Illumina execs are defending the $8 billion it is set to pay for Grail in response to questioning about Exact Sciences' far-lower valuation of Thrive Earlier Detection.
Earlier this week, Exact Sciences agreed to buy Thrive, one of Grail’s competitors developing a cancer-detecting liquid biopsy sector, for $2.15 billion. Illumina made the case for the higher valuation of Grail on the grounds the company has more data and is likely to be first to market.
- Illumina CFO Sam Samad made the comments late Thursday in conjunction with the release of third quarter results, which showed a sequential increase in the clinical use of its sequencers.
Analysts and investors have been skeptical of the merits of Illumina’s takeover of Grail since the deal was disclosed in September. Those doubts are underpinned by multiple concerns, from questions of whether Illumina has the clinical expertise to make a success of Grail’s tests to fears that the takeover will put the sequencing giant at odds with its liquid biopsy customers.
Exact Sciences’ $2.15 billion takeover of Thrive gave analysts, including SVB Leerink’s Puneet Souda, another possible problem with the Grail deal. What, Souda asked in a note to investors, explains the fact that “it appears that Grail is valued significantly higher versus Thrive?”
Illumina CFO Samad made the case Thursday for why Grail commands a premium.
“Grail is looking to launch its test next year and that will likely make them the first player into the market. We have also undertaken by far some of the largest clinical studies in that space," the CFO said.
"They have over 100,000 people enrolled in the studies that they’ve done and generated quite a remarkable bolus of data associated with their test. And then the performance characteristics of their tests are very strong,” Samad continued.
Samad argued Grail is a best-in-class product, pointing to “a sensitivity in the high-60% with a false-positive rate of less than 1%” in the 12 deadliest tumor types. With Grail also having a possible first-mover advantage and FDA's OK to run an IDE study, Illumina sees the data enabling it to claim a dominant position in a market it calculates could be worth $75 billion by 2035.
Given the size of the opportunity, Samad expects multiple players to claim a piece of the market. If everything goes to plan, Illumina will capture a piece of the market directly through Grail while also benefiting indirectly from the sequencing products it provides to other liquid biopsy companies.
For that scenario to play out, liquid biopsy companies such as Thrive and Foundation Medicine will need to continue relying on Illumina for sequencing products despite it now competing with them through Grail.
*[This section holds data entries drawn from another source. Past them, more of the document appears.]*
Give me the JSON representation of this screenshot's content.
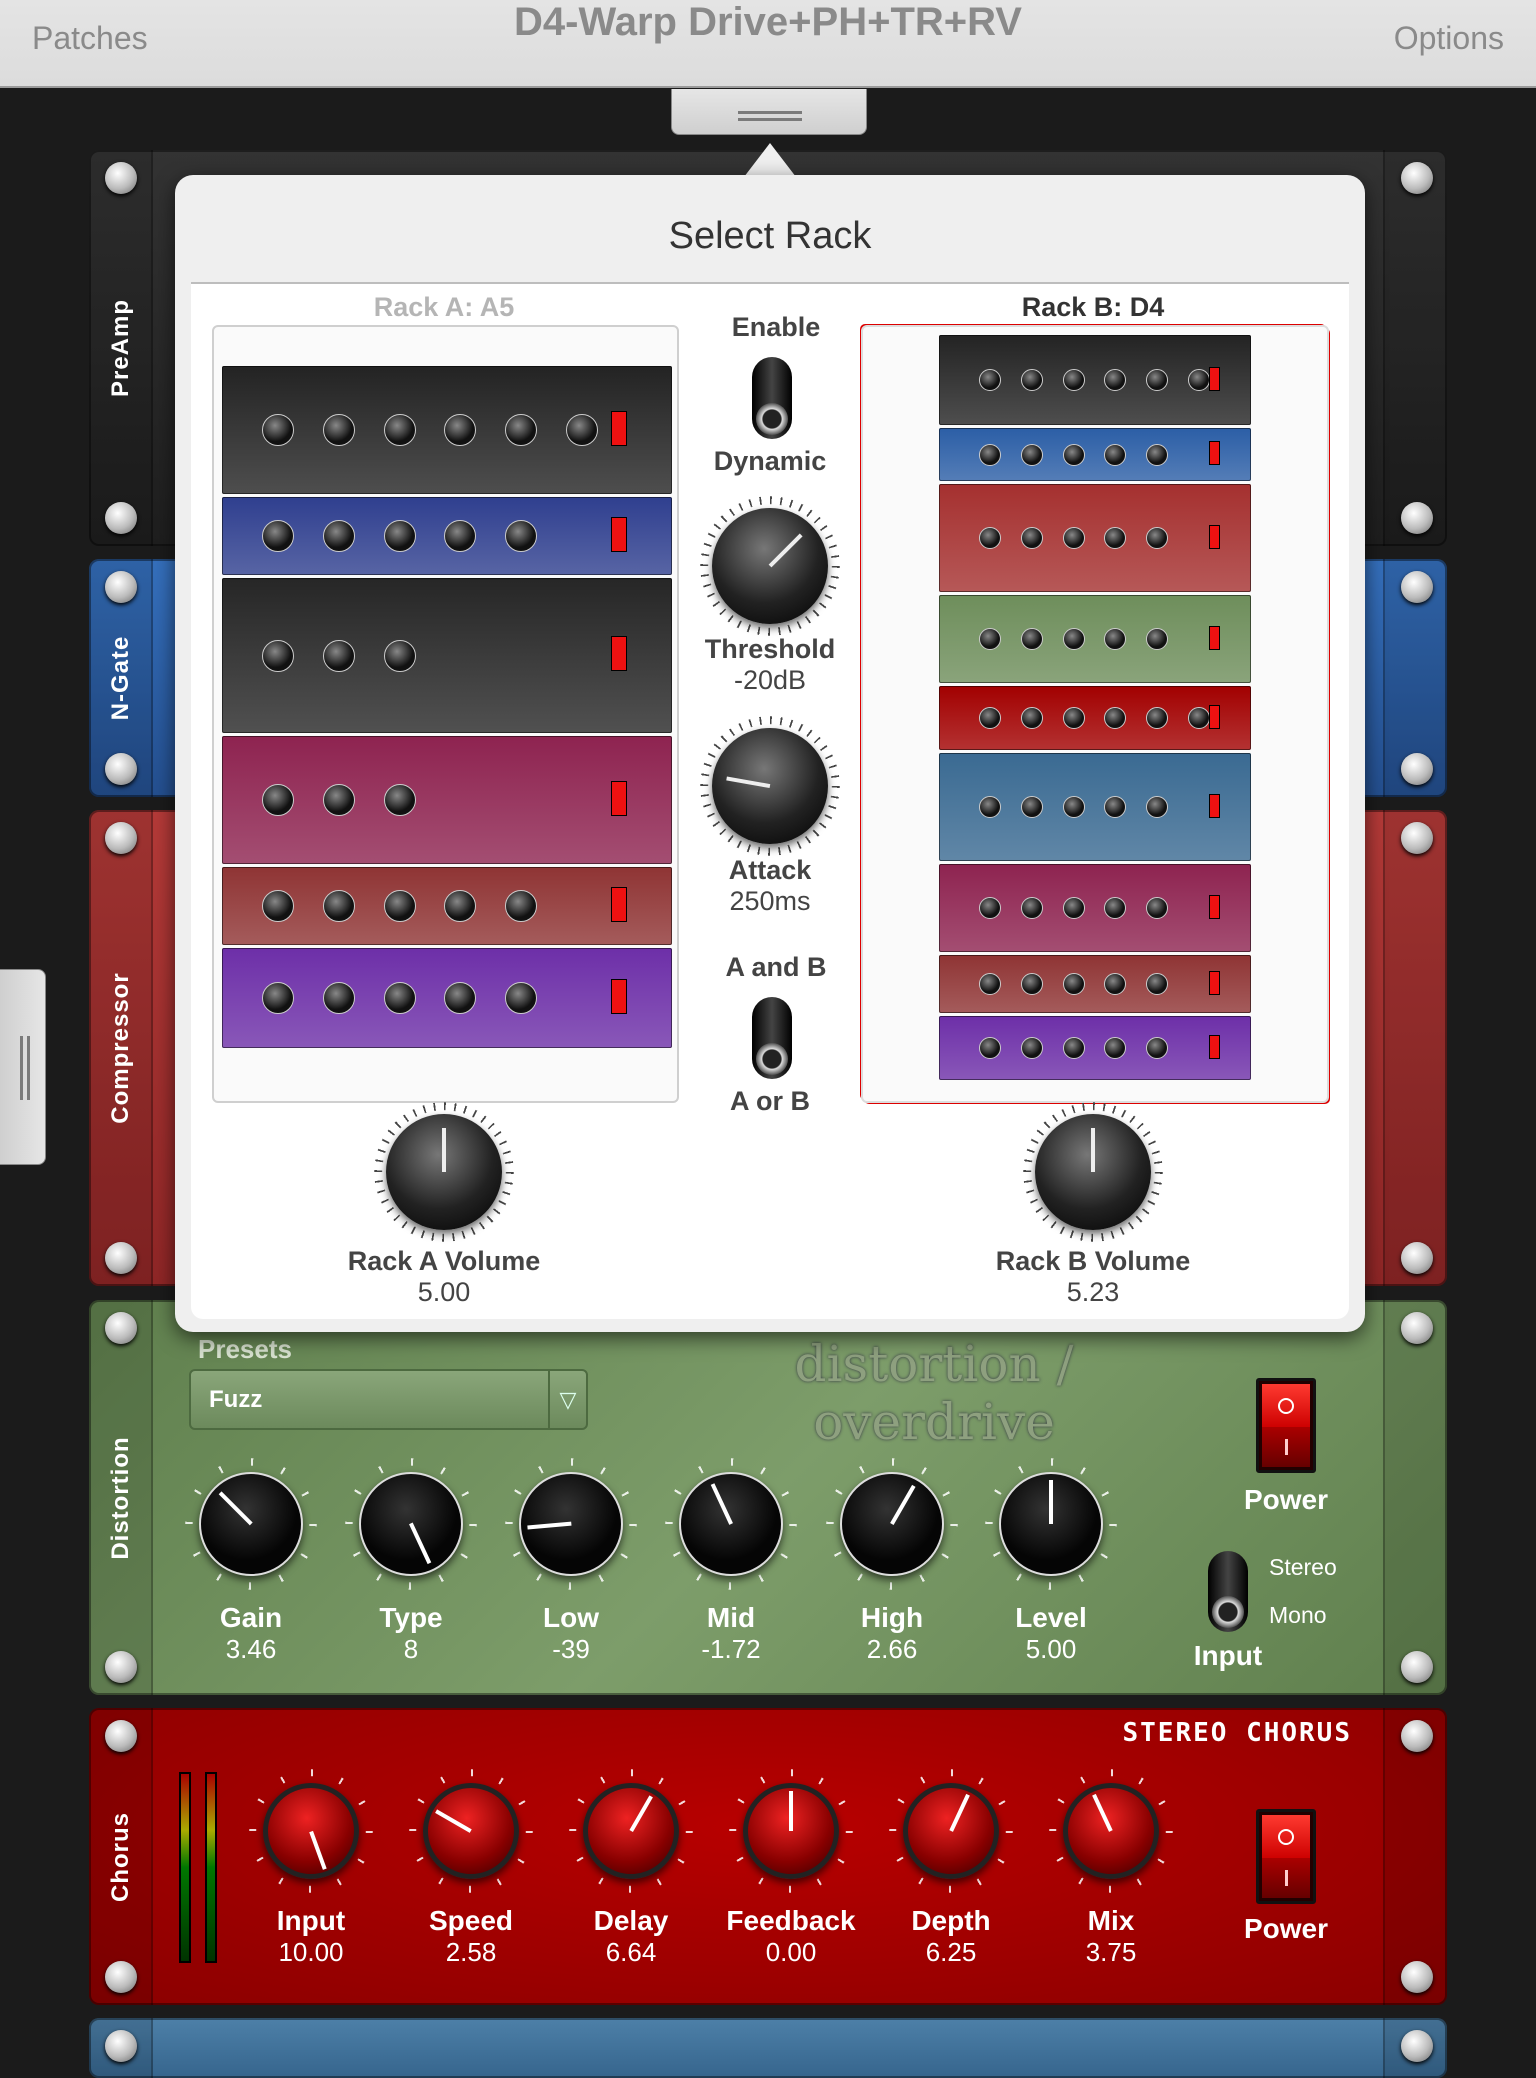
{
  "topbar": {
    "left": "Patches",
    "title": "D4-Warp Drive+PH+TR+RV",
    "right": "Options"
  },
  "modules": {
    "preamp": {
      "side": "PreAmp",
      "color": "#262626"
    },
    "ngate": {
      "side": "N-Gate",
      "color": "#2b5ea6"
    },
    "compressor": {
      "side": "Compressor",
      "color": "#a5302f"
    },
    "distortion": {
      "side": "Distortion",
      "color": "#6e8e5b",
      "presets_label": "Presets",
      "preset": "Fuzz",
      "title": "distortion / overdrive",
      "knobs": [
        {
          "label": "Gain",
          "value": "3.46"
        },
        {
          "label": "Type",
          "value": "8"
        },
        {
          "label": "Low",
          "value": "-39"
        },
        {
          "label": "Mid",
          "value": "-1.72"
        },
        {
          "label": "High",
          "value": "2.66"
        },
        {
          "label": "Level",
          "value": "5.00"
        }
      ],
      "power": "Power",
      "input_label": "Input",
      "input_options": [
        "Stereo",
        "Mono"
      ],
      "input_selected": "Mono"
    },
    "chorus": {
      "side": "Chorus",
      "color": "#a20000",
      "title": "STEREO CHORUS",
      "knobs": [
        {
          "label": "Input",
          "value": "10.00"
        },
        {
          "label": "Speed",
          "value": "2.58"
        },
        {
          "label": "Delay",
          "value": "6.64"
        },
        {
          "label": "Feedback",
          "value": "0.00"
        },
        {
          "label": "Depth",
          "value": "6.25"
        },
        {
          "label": "Mix",
          "value": "3.75"
        }
      ],
      "power": "Power"
    },
    "phaser": {
      "color": "#3a6a92"
    }
  },
  "popover": {
    "title": "Select Rack",
    "rack_a": {
      "label": "Rack A: A5",
      "volume_label": "Rack A Volume",
      "volume": "5.00",
      "modules": [
        "#232323",
        "#2f3f8f",
        "#262626",
        "#8e2350",
        "#8f3434",
        "#6d2fa8"
      ]
    },
    "rack_b": {
      "label": "Rack B: D4",
      "volume_label": "Rack B Volume",
      "volume": "5.23",
      "selected": true,
      "modules": [
        "#232323",
        "#2b5ea6",
        "#a5302f",
        "#6e8e5b",
        "#a20000",
        "#3a6a92",
        "#8e2350",
        "#8f3434",
        "#6d2fa8"
      ]
    },
    "enable_label": "Enable",
    "mode": "Dynamic",
    "threshold_label": "Threshold",
    "threshold": "-20dB",
    "attack_label": "Attack",
    "attack": "250ms",
    "combine_top": "A and B",
    "combine_bottom": "A or B",
    "combine_selected": "A or B"
  }
}
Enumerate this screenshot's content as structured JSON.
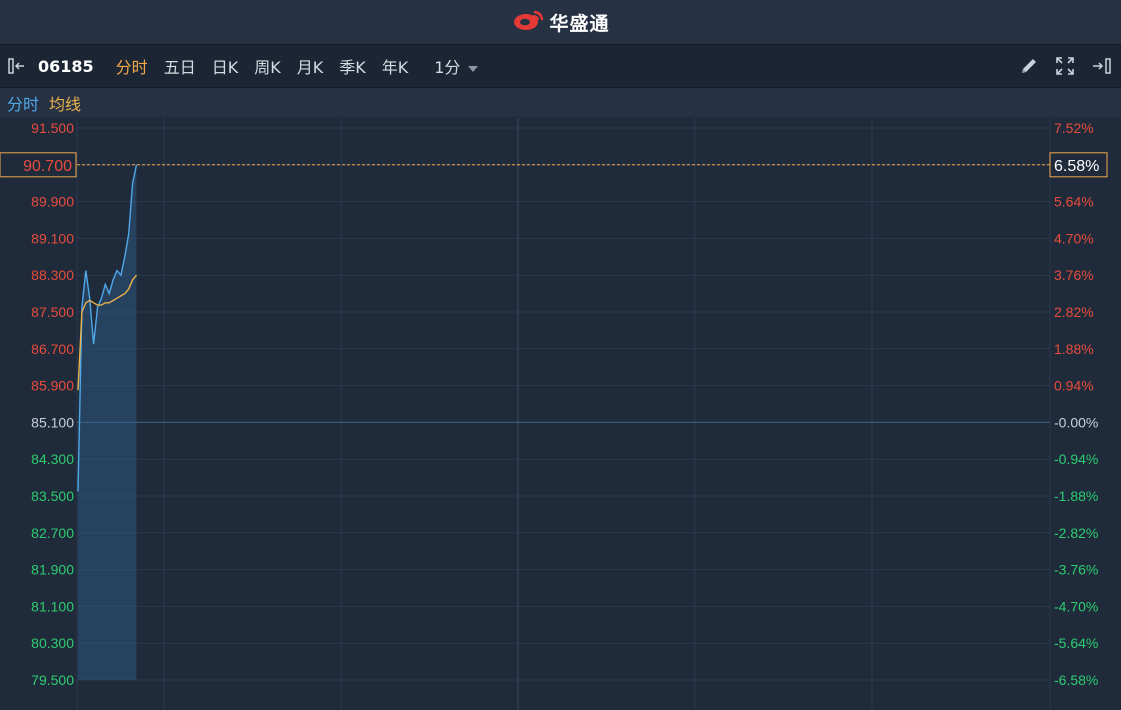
{
  "app": {
    "title": "华盛通",
    "brand_color": "#e53935"
  },
  "toolbar": {
    "collapse_icon": "collapse-left-icon",
    "stock_code": "06185",
    "tabs": [
      {
        "label": "分时",
        "active": true
      },
      {
        "label": "五日",
        "active": false
      },
      {
        "label": "日K",
        "active": false
      },
      {
        "label": "周K",
        "active": false
      },
      {
        "label": "月K",
        "active": false
      },
      {
        "label": "季K",
        "active": false
      },
      {
        "label": "年K",
        "active": false
      }
    ],
    "interval": "1分",
    "right_icons": [
      "pencil-icon",
      "fullscreen-icon",
      "expand-right-icon"
    ]
  },
  "legend": {
    "price_label": "分时",
    "price_color": "#4fa8ea",
    "avg_label": "均线",
    "avg_color": "#e9b24a"
  },
  "chart_data": {
    "type": "line",
    "prev_close": 85.1,
    "current_price": "90.700",
    "current_pct": "6.58%",
    "y_ticks": [
      "91.500",
      "90.700",
      "89.900",
      "89.100",
      "88.300",
      "87.500",
      "86.700",
      "85.900",
      "85.100",
      "84.300",
      "83.500",
      "82.700",
      "81.900",
      "81.100",
      "80.300",
      "79.500"
    ],
    "pct_ticks": [
      "7.52%",
      "6.58%",
      "5.64%",
      "4.70%",
      "3.76%",
      "2.82%",
      "1.88%",
      "0.94%",
      "-0.00%",
      "-0.94%",
      "-1.88%",
      "-2.82%",
      "-3.76%",
      "-4.70%",
      "-5.64%",
      "-6.58%"
    ],
    "ylim": [
      79.5,
      91.5
    ],
    "series": [
      {
        "name": "分时",
        "x": [
          0,
          1,
          2,
          3,
          4,
          5,
          6,
          7,
          8,
          9,
          10,
          11,
          12,
          13,
          14,
          15,
          16,
          17,
          18,
          19,
          20
        ],
        "values": [
          83.6,
          87.6,
          88.4,
          87.8,
          86.8,
          87.6,
          87.8,
          88.1,
          87.9,
          88.2,
          88.4,
          88.3,
          88.7,
          89.2,
          90.3,
          90.7,
          null,
          null,
          null,
          null,
          null
        ]
      },
      {
        "name": "均线",
        "x": [
          0,
          1,
          2,
          3,
          4,
          5,
          6,
          7,
          8,
          9,
          10,
          11,
          12,
          13,
          14,
          15
        ],
        "values": [
          85.8,
          87.5,
          87.7,
          87.75,
          87.7,
          87.65,
          87.65,
          87.7,
          87.7,
          87.75,
          87.8,
          87.85,
          87.9,
          88.0,
          88.2,
          88.3
        ]
      }
    ],
    "up_color": "#e74c3c",
    "down_color": "#2ecc71",
    "neutral_color": "#c7d0da",
    "marker_color": "#f0a94e",
    "grid": true
  }
}
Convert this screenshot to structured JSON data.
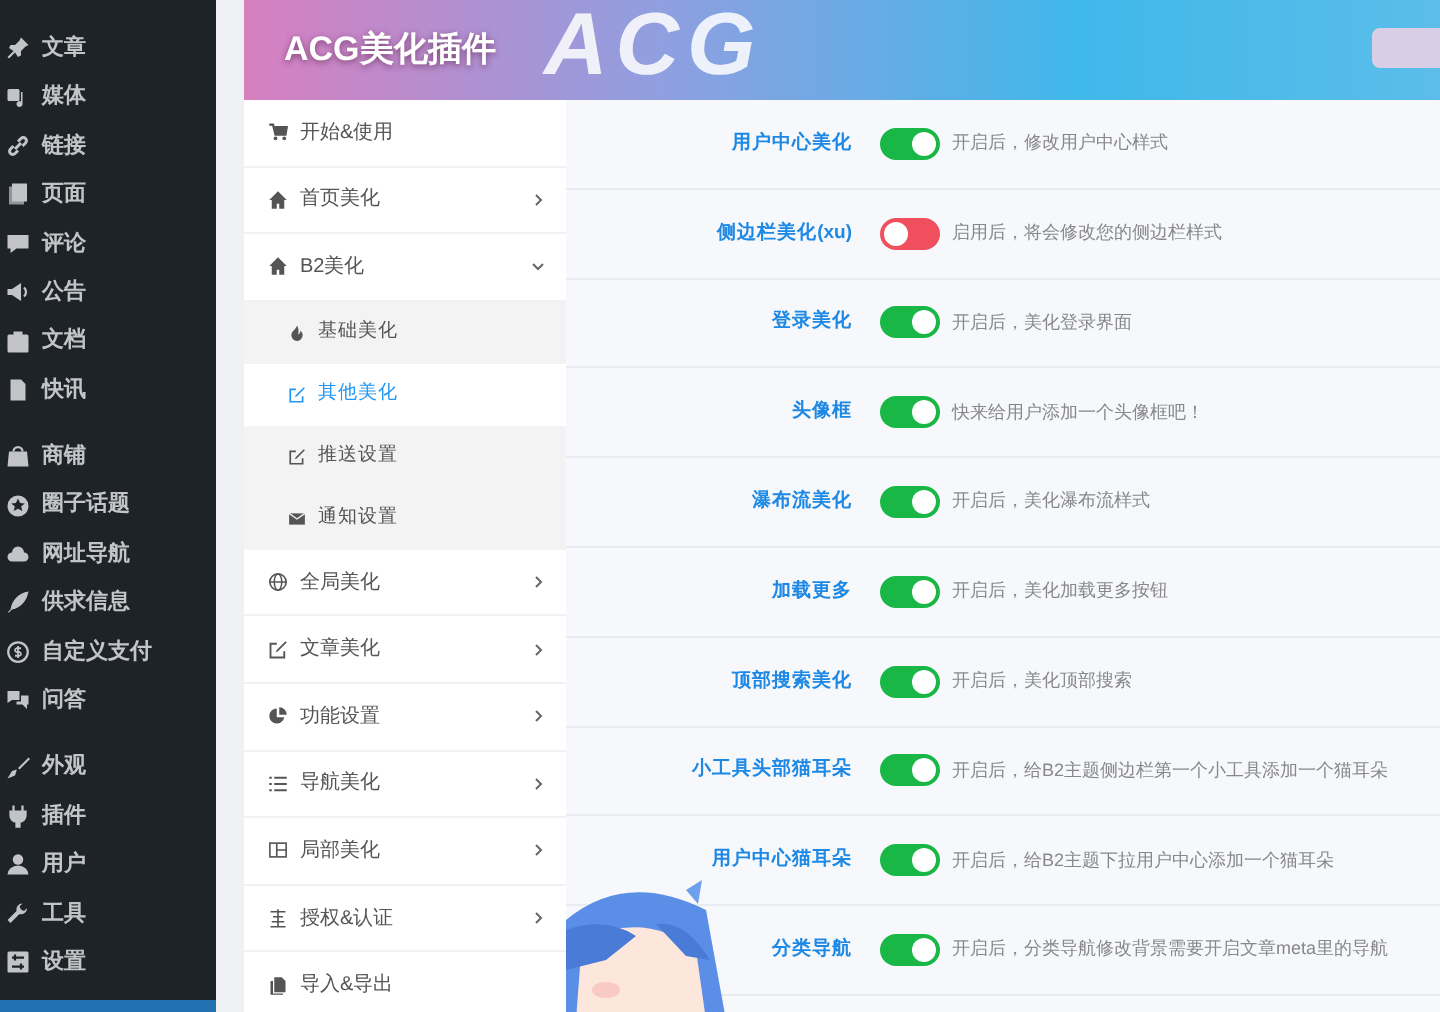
{
  "wp_menu": [
    [
      {
        "label": "文章"
      },
      {
        "label": "媒体"
      },
      {
        "label": "链接"
      },
      {
        "label": "页面"
      },
      {
        "label": "评论"
      },
      {
        "label": "公告"
      },
      {
        "label": "文档"
      },
      {
        "label": "快讯"
      }
    ],
    [
      {
        "label": "商铺"
      },
      {
        "label": "圈子话题"
      },
      {
        "label": "网址导航"
      },
      {
        "label": "供求信息"
      },
      {
        "label": "自定义支付"
      },
      {
        "label": "问答"
      }
    ],
    [
      {
        "label": "外观"
      },
      {
        "label": "插件"
      },
      {
        "label": "用户"
      },
      {
        "label": "工具"
      },
      {
        "label": "设置"
      }
    ]
  ],
  "plugin": {
    "title": "ACG美化插件",
    "header_mark": "ACG"
  },
  "nav": [
    {
      "label": "开始&使用",
      "selected": false
    },
    {
      "label": "首页美化",
      "selected": false,
      "expanded": false
    },
    {
      "label": "B2美化",
      "selected": false,
      "expanded": true,
      "children": [
        {
          "label": "基础美化",
          "selected": false
        },
        {
          "label": "其他美化",
          "selected": true
        },
        {
          "label": "推送设置",
          "selected": false
        },
        {
          "label": "通知设置",
          "selected": false
        }
      ]
    },
    {
      "label": "全局美化",
      "selected": false,
      "expanded": false
    },
    {
      "label": "文章美化",
      "selected": false,
      "expanded": false
    },
    {
      "label": "功能设置",
      "selected": false,
      "expanded": false
    },
    {
      "label": "导航美化",
      "selected": false,
      "expanded": false
    },
    {
      "label": "局部美化",
      "selected": false,
      "expanded": false
    },
    {
      "label": "授权&认证",
      "selected": false,
      "expanded": false
    },
    {
      "label": "导入&导出",
      "selected": false
    }
  ],
  "settings": [
    {
      "label": "用户中心美化",
      "on": true,
      "description": "开启后，修改用户中心样式"
    },
    {
      "label": "侧边栏美化(xu)",
      "on": false,
      "description": "启用后，将会修改您的侧边栏样式"
    },
    {
      "label": "登录美化",
      "on": true,
      "description": "开启后，美化登录界面"
    },
    {
      "label": "头像框",
      "on": true,
      "description": "快来给用户添加一个头像框吧！"
    },
    {
      "label": "瀑布流美化",
      "on": true,
      "description": "开启后，美化瀑布流样式"
    },
    {
      "label": "加载更多",
      "on": true,
      "description": "开启后，美化加载更多按钮"
    },
    {
      "label": "顶部搜索美化",
      "on": true,
      "description": "开启后，美化顶部搜索"
    },
    {
      "label": "小工具头部猫耳朵",
      "on": true,
      "description": "开启后，给B2主题侧边栏第一个小工具添加一个猫耳朵"
    },
    {
      "label": "用户中心猫耳朵",
      "on": true,
      "description": "开启后，给B2主题下拉用户中心添加一个猫耳朵"
    },
    {
      "label": "分类导航",
      "on": true,
      "description": "开启后，分类导航修改背景需要开启文章meta里的导航"
    }
  ]
}
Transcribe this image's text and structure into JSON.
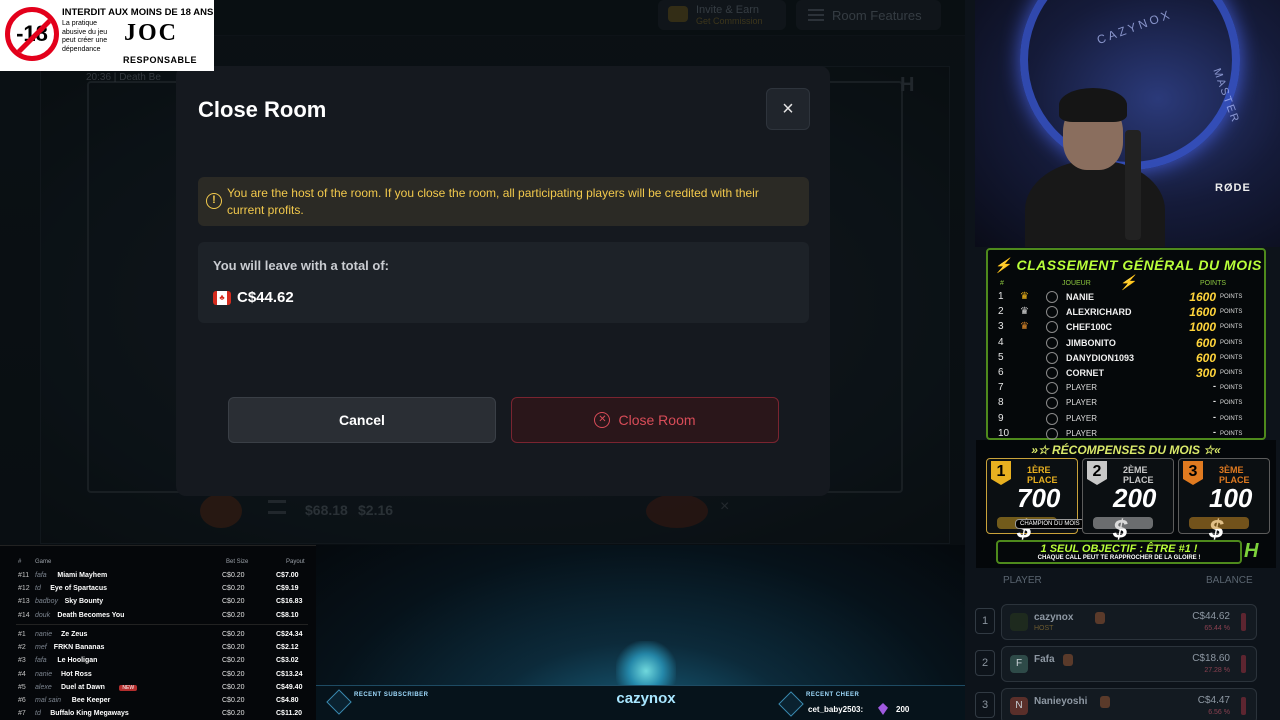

Illumina CEO Francis deSouza addressed the situation in his prepared remarks on the third quarter results conference call.
“We expect to operate Grail as a division within Illumina,” deSouza said. “We remain committed to supporting all of Illumina’s customers and ensuring that innovators who wish to develop NGS-based tests have continued access to our technologies.”
Elsewhere on the call, deSouza and Samad discussed the performance and prospects of Illumina’s core business. DeSouza said Illimuna saw a strong rebound in the third quarter, driven by the return of business from both clinical and research customers. Illumina expects sequencing run volumes to “continue to improve modestly” in the fourth quarter.